significant bleeding into the tissues which was associated with considerable post-op pain. Wound healing sometimes was a significant problem as well.
Microphlebectomy refers to phlebectomy through incisions which usually are 2 to 3 mm long. The varicose veins are removed through the small incisions with small steel hooks which are passed through the incisions. Blood loss usually is much less than a teaspoonful and there usually is little bleeding into the tissues. No sutures are needed for th small incisions. Post-operartive pain for most patients is very minimal. Most patients need
only drugs such as ibuprofen or Aleve after the procedures.

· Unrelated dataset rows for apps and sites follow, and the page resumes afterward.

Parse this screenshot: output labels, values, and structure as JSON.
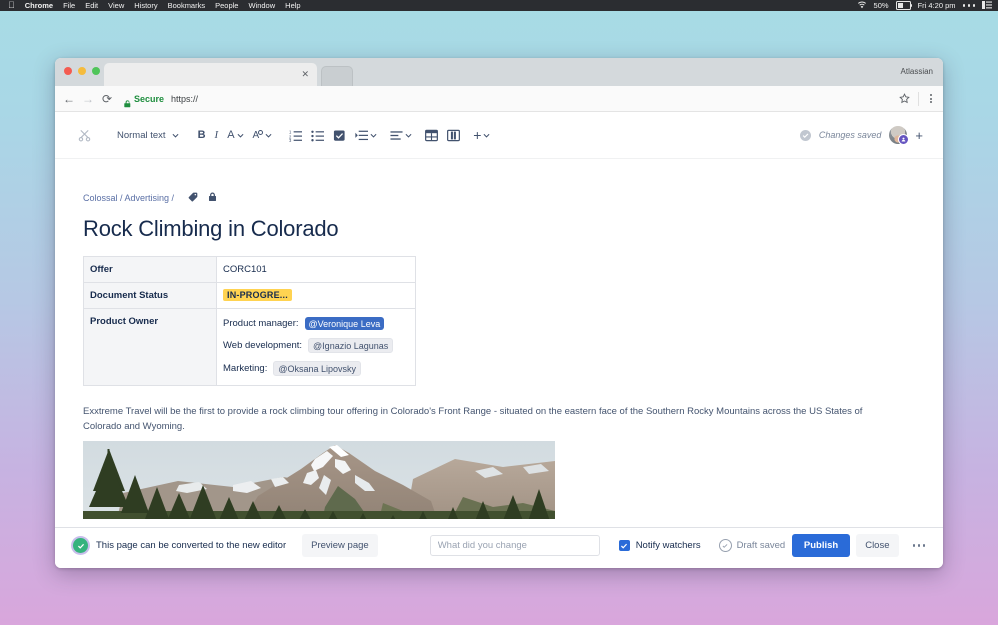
{
  "menubar": {
    "apple_icon": "apple-icon",
    "items": [
      "Chrome",
      "File",
      "Edit",
      "View",
      "History",
      "Bookmarks",
      "People",
      "Window",
      "Help"
    ],
    "status": {
      "wifi_icon": "wifi-icon",
      "battery_percent": "50%",
      "battery_icon": "battery-icon",
      "clock": "Fri 4:20 pm",
      "more_icon": "ellipsis-icon",
      "control_center_icon": "control-center-icon"
    }
  },
  "browser": {
    "tab_title": "",
    "tab_close_icon": "close-icon",
    "window_label": "Atlassian",
    "back_icon": "back-arrow-icon",
    "forward_icon": "forward-arrow-icon",
    "reload_icon": "reload-icon",
    "lock_icon": "lock-icon",
    "secure_label": "Secure",
    "url": "https://",
    "bookmark_icon": "star-icon",
    "menu_icon": "kebab-menu-icon"
  },
  "editor_toolbar": {
    "cut_icon": "scissors-icon",
    "text_style": "Normal text",
    "bold_label": "B",
    "italic_label": "I",
    "text_color_label": "A",
    "more_formatting_label": "A",
    "numbered_list_icon": "numbered-list-icon",
    "bullet_list_icon": "bullet-list-icon",
    "task_list_icon": "task-list-icon",
    "indent_icon": "indent-icon",
    "align_icon": "text-align-icon",
    "table_icon": "table-icon",
    "layout_icon": "page-layout-icon",
    "insert_label": "+",
    "saved_status": "Changes saved",
    "saved_icon": "check-circle-icon",
    "avatar_name": "user-avatar",
    "add_user_label": "+"
  },
  "page": {
    "breadcrumb": "Colossal / Advertising /",
    "label_icon": "tag-icon",
    "restrictions_icon": "lock-icon",
    "title": "Rock Climbing in Colorado",
    "table": {
      "rows": [
        {
          "header": "Offer",
          "value": "CORC101"
        },
        {
          "header": "Document Status",
          "value": "IN-PROGRE..."
        },
        {
          "header": "Product Owner",
          "value": ""
        }
      ],
      "owner": [
        {
          "label": "Product manager:",
          "mention": "@Veronique Leva",
          "style": "selected"
        },
        {
          "label": "Web development:",
          "mention": "@Ignazio Lagunas",
          "style": "plain"
        },
        {
          "label": "Marketing:",
          "mention": "@Oksana Lipovsky",
          "style": "plain"
        }
      ]
    },
    "paragraph": "Exxtreme Travel will be the first to provide a rock climbing tour offering in Colorado's Front Range - situated on the eastern face of the Southern Rocky Mountains across the US States of Colorado and Wyoming.",
    "image_alt": "snow-capped mountain range with pine forest"
  },
  "bottom_bar": {
    "convert_icon": "success-check-icon",
    "convert_message": "This page can be converted to the new editor",
    "preview_label": "Preview page",
    "change_input_value": "",
    "change_input_placeholder": "What did you change",
    "notify_checkbox_icon": "checked-checkbox-icon",
    "notify_label": "Notify watchers",
    "draft_icon": "check-circle-outline-icon",
    "draft_label": "Draft saved",
    "publish_label": "Publish",
    "close_label": "Close",
    "more_icon": "ellipsis-icon"
  },
  "colors": {
    "accent": "#2a6bd8",
    "status_yellow": "#ffd351",
    "mention_blue": "#3b6cc4",
    "success_green": "#36b37e",
    "text_dark": "#172b4d"
  }
}
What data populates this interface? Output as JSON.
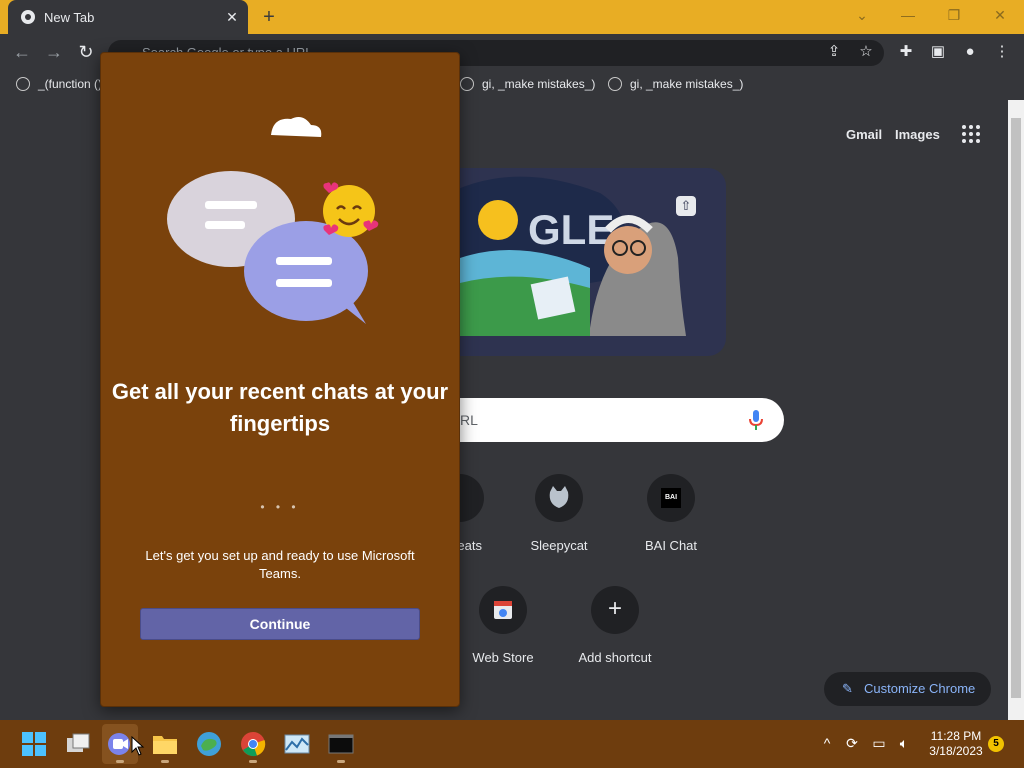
{
  "browser": {
    "tab_title": "New Tab",
    "tab_close": "✕",
    "new_tab": "+",
    "omnibox_placeholder": "Search Google or type a URL",
    "window_controls": [
      "⌄",
      "—",
      "❐",
      "✕"
    ]
  },
  "bookmarks": [
    {
      "label": "_(function ()"
    },
    {
      "label": "gi, _make mistakes_)"
    },
    {
      "label": "gi, _make mistakes_)"
    }
  ],
  "ntp": {
    "gmail": "Gmail",
    "images": "Images",
    "search_partial": "RL",
    "shortcuts_row1": [
      {
        "label": "eats"
      },
      {
        "label": "Sleepycat"
      },
      {
        "label": "BAI Chat",
        "icon_text": "BAI"
      }
    ],
    "shortcuts_row2": [
      {
        "label": "Web Store"
      },
      {
        "label": "Add shortcut",
        "icon_text": "+"
      }
    ],
    "customize": "Customize Chrome"
  },
  "popup": {
    "title": "Get all your recent chats at your fingertips",
    "dots": "• • •",
    "body": "Let's get you set up and ready to use Microsoft Teams.",
    "continue": "Continue"
  },
  "taskbar": {
    "time": "11:28 PM",
    "date": "3/18/2023",
    "notification_count": "5"
  },
  "colors": {
    "titlebar": "#e8ad24",
    "popup_bg": "#7a420c",
    "teams_accent": "#6264a7",
    "taskbar": "#6e3d0e"
  }
}
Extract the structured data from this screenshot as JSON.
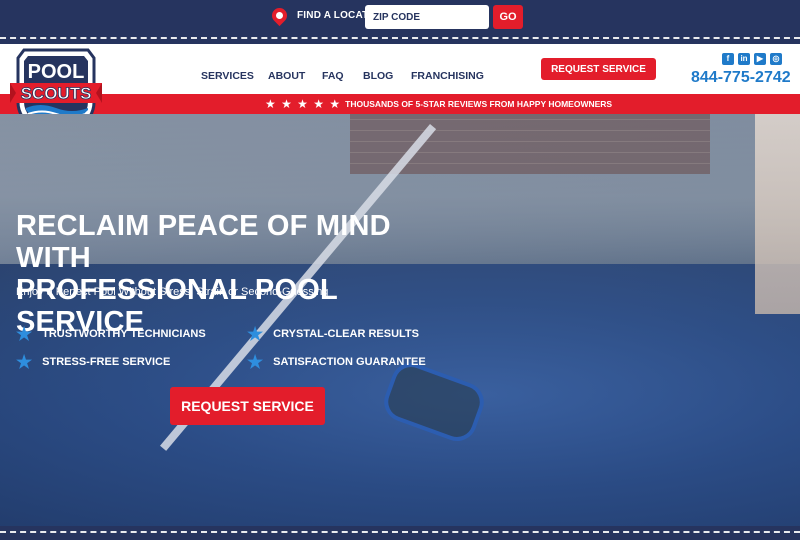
{
  "location": {
    "label": "FIND A LOCATION",
    "zip_placeholder": "ZIP CODE",
    "go_label": "GO"
  },
  "logo": {
    "line1": "POOL",
    "line2": "SCOUTS",
    "colors": {
      "navy": "#26345f",
      "red": "#e31d2b",
      "blue": "#1f7ac9"
    }
  },
  "nav": {
    "items": [
      {
        "label": "SERVICES"
      },
      {
        "label": "ABOUT"
      },
      {
        "label": "FAQ"
      },
      {
        "label": "BLOG"
      },
      {
        "label": "FRANCHISING"
      }
    ],
    "request_label": "REQUEST SERVICE",
    "phone": "844-775-2742",
    "socials": [
      {
        "icon": "facebook-icon",
        "glyph": "f"
      },
      {
        "icon": "linkedin-icon",
        "glyph": "in"
      },
      {
        "icon": "youtube-icon",
        "glyph": "▶"
      },
      {
        "icon": "instagram-icon",
        "glyph": "◎"
      }
    ]
  },
  "reviews": {
    "stars": "★ ★ ★ ★ ★",
    "text": "THOUSANDS OF 5-STAR REVIEWS FROM HAPPY HOMEOWNERS"
  },
  "hero": {
    "title_line1": "RECLAIM PEACE OF MIND WITH",
    "title_line2": "PROFESSIONAL POOL SERVICE",
    "subtitle": "Enjoy a Perfect Pool Without Stress, Strain or Second-Guessing",
    "benefits": [
      {
        "label": "TRUSTWORTHY TECHNICIANS"
      },
      {
        "label": "CRYSTAL-CLEAR RESULTS"
      },
      {
        "label": "STRESS-FREE SERVICE"
      },
      {
        "label": "SATISFACTION GUARANTEE"
      }
    ],
    "cta_label": "REQUEST SERVICE"
  }
}
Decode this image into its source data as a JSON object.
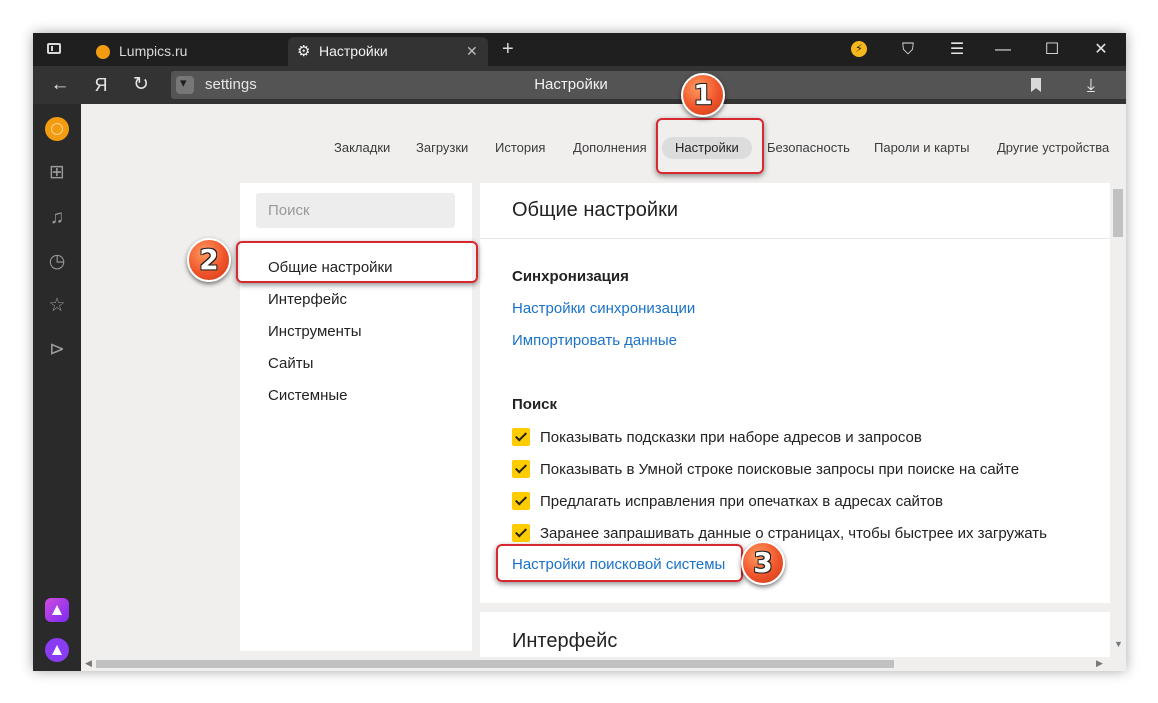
{
  "browser": {
    "tabs": [
      {
        "title": "Lumpics.ru"
      },
      {
        "title": "Настройки"
      }
    ],
    "tab_close": "✕",
    "new_tab": "+",
    "window_controls": {
      "menu": "☰",
      "minimize": "—",
      "maximize": "☐",
      "close": "✕"
    },
    "address": {
      "yandex_logo": "Я",
      "url": "settings",
      "title": "Настройки"
    }
  },
  "settings": {
    "topnav": [
      "Закладки",
      "Загрузки",
      "История",
      "Дополнения",
      "Настройки",
      "Безопасность",
      "Пароли и карты",
      "Другие устройства"
    ],
    "search_placeholder": "Поиск",
    "sidebar": [
      "Общие настройки",
      "Интерфейс",
      "Инструменты",
      "Сайты",
      "Системные"
    ],
    "panel_title": "Общие настройки",
    "sync": {
      "heading": "Синхронизация",
      "links": [
        "Настройки синхронизации",
        "Импортировать данные"
      ]
    },
    "search_section": {
      "heading": "Поиск",
      "checks": [
        {
          "label": "Показывать подсказки при наборе адресов и запросов",
          "checked": true
        },
        {
          "label": "Показывать в Умной строке поисковые запросы при поиске на сайте",
          "checked": true
        },
        {
          "label": "Предлагать исправления при опечатках в адресах сайтов",
          "checked": true
        },
        {
          "label": "Заранее запрашивать данные о страницах, чтобы быстрее их загружать",
          "checked": true
        }
      ],
      "engine_link": "Настройки поисковой системы"
    },
    "interface_title": "Интерфейс"
  },
  "annotations": [
    "1",
    "2",
    "3"
  ],
  "colors": {
    "accent_link": "#1a73c8",
    "checkbox": "#ffcc00",
    "highlight": "#d8282f",
    "badge": "#f0542a"
  }
}
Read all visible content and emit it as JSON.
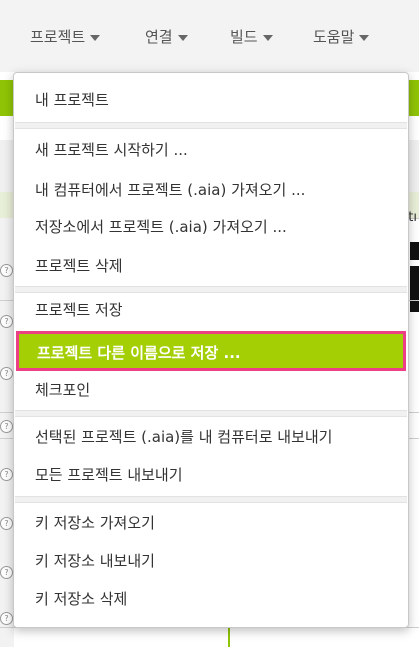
{
  "topnav": {
    "items": [
      {
        "label": "프로젝트"
      },
      {
        "label": "연결"
      },
      {
        "label": "빌드"
      },
      {
        "label": "도움말"
      }
    ]
  },
  "background": {
    "right_label": "tı",
    "help_icon_glyph": "?"
  },
  "colors": {
    "accent_green": "#a4cf05",
    "highlight_border": "#ec3f86",
    "nav_bg": "#f3f3f3"
  },
  "menu": {
    "groups": [
      [
        {
          "label": "내 프로젝트"
        }
      ],
      [
        {
          "label": "새 프로젝트 시작하기 ..."
        },
        {
          "label": "내 컴퓨터에서 프로젝트 (.aia) 가져오기 ..."
        },
        {
          "label": "저장소에서 프로젝트 (.aia) 가져오기 ..."
        },
        {
          "label": "프로젝트 삭제"
        }
      ],
      [
        {
          "label": "프로젝트 저장"
        },
        {
          "label": "프로젝트 다른 이름으로 저장 ...",
          "highlighted": true
        },
        {
          "label": "체크포인"
        }
      ],
      [
        {
          "label": "선택된 프로젝트 (.aia)를 내 컴퓨터로 내보내기"
        },
        {
          "label": "모든 프로젝트 내보내기"
        }
      ],
      [
        {
          "label": "키 저장소 가져오기"
        },
        {
          "label": "키 저장소 내보내기"
        },
        {
          "label": "키 저장소 삭제"
        }
      ]
    ]
  }
}
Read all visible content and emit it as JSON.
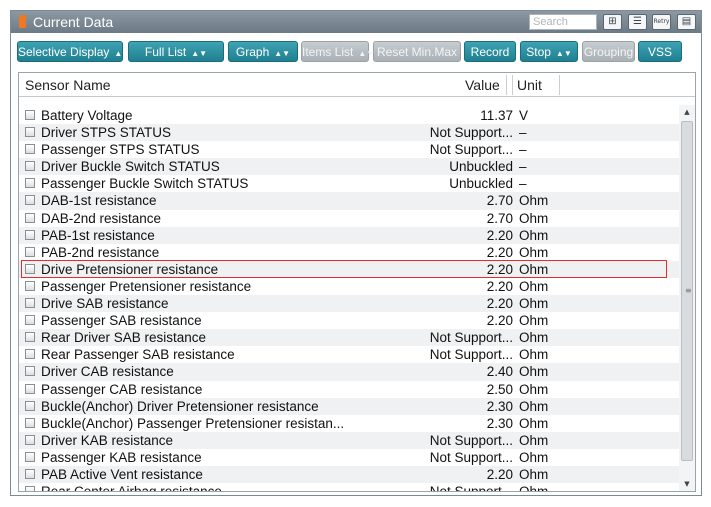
{
  "title": "Current Data",
  "search": {
    "placeholder": "Search"
  },
  "title_icons": [
    "zoom-icon",
    "list-icon",
    "retry-icon",
    "layout-icon"
  ],
  "retry_label": "Retry",
  "toolbar": {
    "selective_display": "Selective Display",
    "full_list": "Full List",
    "graph": "Graph",
    "items_list": "Items List",
    "reset_min_max": "Reset Min.Max",
    "record": "Record",
    "stop": "Stop",
    "grouping": "Grouping",
    "vss": "VSS"
  },
  "columns": {
    "name": "Sensor Name",
    "value": "Value",
    "unit": "Unit"
  },
  "rows": [
    {
      "name": "Battery Voltage",
      "value": "11.37",
      "unit": "V"
    },
    {
      "name": "Driver STPS STATUS",
      "value": "Not Support...",
      "unit": "–"
    },
    {
      "name": "Passenger STPS STATUS",
      "value": "Not Support...",
      "unit": "–"
    },
    {
      "name": "Driver Buckle Switch STATUS",
      "value": "Unbuckled",
      "unit": "–"
    },
    {
      "name": "Passenger Buckle Switch STATUS",
      "value": "Unbuckled",
      "unit": "–"
    },
    {
      "name": "DAB-1st resistance",
      "value": "2.70",
      "unit": "Ohm"
    },
    {
      "name": "DAB-2nd resistance",
      "value": "2.70",
      "unit": "Ohm"
    },
    {
      "name": "PAB-1st resistance",
      "value": "2.20",
      "unit": "Ohm"
    },
    {
      "name": "PAB-2nd resistance",
      "value": "2.20",
      "unit": "Ohm"
    },
    {
      "name": "Drive Pretensioner resistance",
      "value": "2.20",
      "unit": "Ohm"
    },
    {
      "name": "Passenger Pretensioner resistance",
      "value": "2.20",
      "unit": "Ohm"
    },
    {
      "name": "Drive SAB resistance",
      "value": "2.20",
      "unit": "Ohm"
    },
    {
      "name": "Passenger SAB resistance",
      "value": "2.20",
      "unit": "Ohm"
    },
    {
      "name": "Rear Driver SAB resistance",
      "value": "Not Support...",
      "unit": "Ohm"
    },
    {
      "name": "Rear Passenger SAB resistance",
      "value": "Not Support...",
      "unit": "Ohm"
    },
    {
      "name": "Driver CAB resistance",
      "value": "2.40",
      "unit": "Ohm"
    },
    {
      "name": "Passenger CAB resistance",
      "value": "2.50",
      "unit": "Ohm"
    },
    {
      "name": "Buckle(Anchor) Driver Pretensioner resistance",
      "value": "2.30",
      "unit": "Ohm"
    },
    {
      "name": "Buckle(Anchor) Passenger Pretensioner resistan...",
      "value": "2.30",
      "unit": "Ohm"
    },
    {
      "name": "Driver KAB resistance",
      "value": "Not Support...",
      "unit": "Ohm"
    },
    {
      "name": "Passenger KAB resistance",
      "value": "Not Support...",
      "unit": "Ohm"
    },
    {
      "name": "PAB Active Vent resistance",
      "value": "2.20",
      "unit": "Ohm"
    },
    {
      "name": "Rear Center Airbag resistance",
      "value": "Not Support...",
      "unit": "Ohm"
    }
  ],
  "highlighted_row": "Drive Pretensioner resistance",
  "colors": {
    "accent": "#2590a3",
    "disabled": "#b5bcc1",
    "highlight": "#e12d2d",
    "titlebar": "#7a8792"
  }
}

Many patients receive a mild oral painkiller or sedative prior to the procedure to reduce the discomfort from injecting the local anesthetic for the procedure. The large volume of very dilute anesthetic agent is injected into the fatty tissue around the varicose veins. The drug compresses the veins and a drug in the anesthetic also constricts the veins thus allowing
removal of very large veins through tiny incisions with minimal blood loss.
Microphlebectomy is utilized for tortuous varicose veins near the surface of the skin which are judged by the treating physician to be too large for sclerotherapy.
Microphelbectomy removes the vein permanently which some patients prefer over sclerotherapy which leaves behind a vein which may reopen over time. it does leave benind very tiny scars which usually are not very noticeable by six months after the procedure. Since it is done in the office setting with local anesthesia, it is far more cost effective and safer th
Microphlebectomy is an effective method to treat varicose veins. The results varies depending the patient's anatomy and extent of the disease. Although microphlebectomy can be done asisolated procedure, most of the times it is used in combination with other procedures like endovenous laser treatment (EVLT) and/or ultrasound guided sclerotherapy.
Microphlebectomy is not a new procedure and in fact has been around since the 1950s, and long before that in ancient times as well. Micro means small, phleb is latin for vein and ectomy is the suffix which means to remove.micro-phleb-ectomy. It is effective in treating tortuous varicose veins which are too large to be injected and too superficial and tortuous to
be treated with modern endovenous sealing techniques. Endovenous ablation or closure either with Radiofrequency or laser energy is the "newest" treatment and has been around for the past 10 years but has only really gained momentum as the preferred method of treatment of vein disorders in the last 5-7 years.
Microphlebectomy is excellent for removing varicose veins of all sizes. It is performed under local or tumescent anesthesia usually in the office setting and patients can resume normal activities other than swimming or strenuous activities within 24 hours. Tiny 2-3 millimeter incisions are made and the veins are hooked out. Prior to this, however, a venous reflux exam should be done to identify the source of the varicose veins.
Microphlebectomy is indicated for medium to large tortuous veins that may not be amenable to treatment with endovenous laser or chemical ablation. It is safe and highly effective, with minimal cosmetic drawbacks.
The treatment involves local anesthesia and tumescent anesthesia, done in the office setting, and using tiny (1-2mm) incisions, the vein is teased out and removed. A surgical hook type instrument (like a crochet hook) is used to grasp the vein and then it is pulled out through the small incision. Stitches are not needed. The limb is wrapped with a compression stocking and ACE bandage, and the patient can resume normal (non-strenuous) activity the same day.